Art: Paolo Manuel Rivera & Marcos Martin
James R: Just what I've been waiting for: a chance to get back onboard with Daredevil! I loved Bendis' and then Brubaker's run with ol' hornhead, and felt that the wheels came off in spectacular fashion under Andy Diggle's tenure on the book. I'm not usually a fan of a book being nixed and then relaunched, but after the whole 'Matt Murdock runs The Hand'! nonsense, I think a clean slate was definitely in order. At what a clean slate it is - Marvel have wisely employed Mark Waid on writing duties, and the last time he was asked to reenergize a Marvel title, he smashed it out the park on Fantastic Four. Waid has an excellent grasp on what makes characters tick, and I'm excited to see what he can bring to Daredevil along with the art team of Rivera and Martin. You don't need radar senses to know that this book could be something special.
DC RETROACTIVE: WONDER WOMAN - THE '70S #1
Writer: Dennis O'Neil
Art: J. Bone
Rob N: If you’ve been reading this blog for a few years now, like the loyal reader we hope you are, you may recall I wrote a short article appreciation on the subject of a reasonably obscure period of Wonder Woman continuity in the early ‘70s, a period I called ‘The Emma Peel Years’. This was when DC controversially gave their line of superhero books a radical makeover in order to compete with the more progressive style of the Marvel titles. Wonder Woman was the recipient of one of the more extreme changes when she lost her superpowers for a time and became a Modesty Blaise/Emma Peel action hero. The early ‘70s was a creative high point for DC and now, forty years on, they’ve decided to celebrate that brief period with a series of one-shots recreating the flavour and style of their best titles back then.
RED WING #1
Writer: Jonathan Hickman
Art: Nick Pitarra & Rachelle Rosenberg
Stewart R: Mr Hickman has quickly established himself as one of the best ‘big thinking’ comic creators working today with broad and intelligent work seen in Secret Warriors, Fantastic Four and S.H.I.E.L.D. Now he’s returning to creator-owned territory with a sci-fi war story that crosses both frontlines and timelines as the fighter pilots of the future have to master their machines and the ability to travel through time to fight the war of the future. There’s not been a great deal of information released about this so far but the pedigree of Hickman’s recent works coupled with a very successful Spring for new properties coming out of Image has to make this a definite entry for my pull-list come July. Plus, you can never have enough sci-fi dogfighting in comics as far as I’m concerned!

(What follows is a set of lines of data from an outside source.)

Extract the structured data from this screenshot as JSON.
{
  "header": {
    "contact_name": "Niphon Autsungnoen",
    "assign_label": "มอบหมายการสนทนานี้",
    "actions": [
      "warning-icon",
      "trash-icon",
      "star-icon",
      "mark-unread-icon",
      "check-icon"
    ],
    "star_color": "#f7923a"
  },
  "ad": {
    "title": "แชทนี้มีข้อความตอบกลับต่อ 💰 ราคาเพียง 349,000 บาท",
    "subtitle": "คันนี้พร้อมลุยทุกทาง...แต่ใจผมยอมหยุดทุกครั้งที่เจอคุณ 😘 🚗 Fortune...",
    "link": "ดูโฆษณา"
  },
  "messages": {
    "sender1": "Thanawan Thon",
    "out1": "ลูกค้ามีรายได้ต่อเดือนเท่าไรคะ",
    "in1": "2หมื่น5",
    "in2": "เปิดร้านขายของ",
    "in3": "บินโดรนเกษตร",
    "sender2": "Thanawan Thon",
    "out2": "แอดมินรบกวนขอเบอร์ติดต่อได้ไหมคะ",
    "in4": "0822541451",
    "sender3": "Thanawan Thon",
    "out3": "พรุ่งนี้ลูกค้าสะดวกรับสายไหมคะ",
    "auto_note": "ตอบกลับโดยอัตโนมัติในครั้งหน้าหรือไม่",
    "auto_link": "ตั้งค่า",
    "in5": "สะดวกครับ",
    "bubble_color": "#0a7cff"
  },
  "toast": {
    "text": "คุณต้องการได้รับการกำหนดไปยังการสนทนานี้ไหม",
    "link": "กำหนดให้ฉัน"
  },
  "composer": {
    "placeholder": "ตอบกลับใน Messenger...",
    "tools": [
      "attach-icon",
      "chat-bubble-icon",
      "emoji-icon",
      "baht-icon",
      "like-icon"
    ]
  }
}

SUPERGODS: WHAT SUN GODS CAN TEACH US ABOUT BEING HUMAN HC
Writer: Grant Morrison
Spiegel & Grau $26.00
James R: As I've said so many times on this blog, Grant Morrison is the quintessential 'Marmite' comics writer, seemingly loved and loathed in equal measure. I make no secret of my admiration of the guy, and I'm certainly looking forward to this prose book. To quote the official synopsis: *Ahem* "Through (superheroes) we tell the story of ourselves, our troubled history, and our starry aspirations. In this exhilarating work of a lifetime, Morrison draws on art, science, mythology, and his own astonishing journeys through this shadow universe to provide the first true history of the superhero." At the group meeting, my co-contributors scoffed at this book, but for a proper quasi-pretentious philosophy teacher such as myself, this looks brilliant. Hopefully Morrison's insights will be as rewarding as his inventiveness can be in his comics.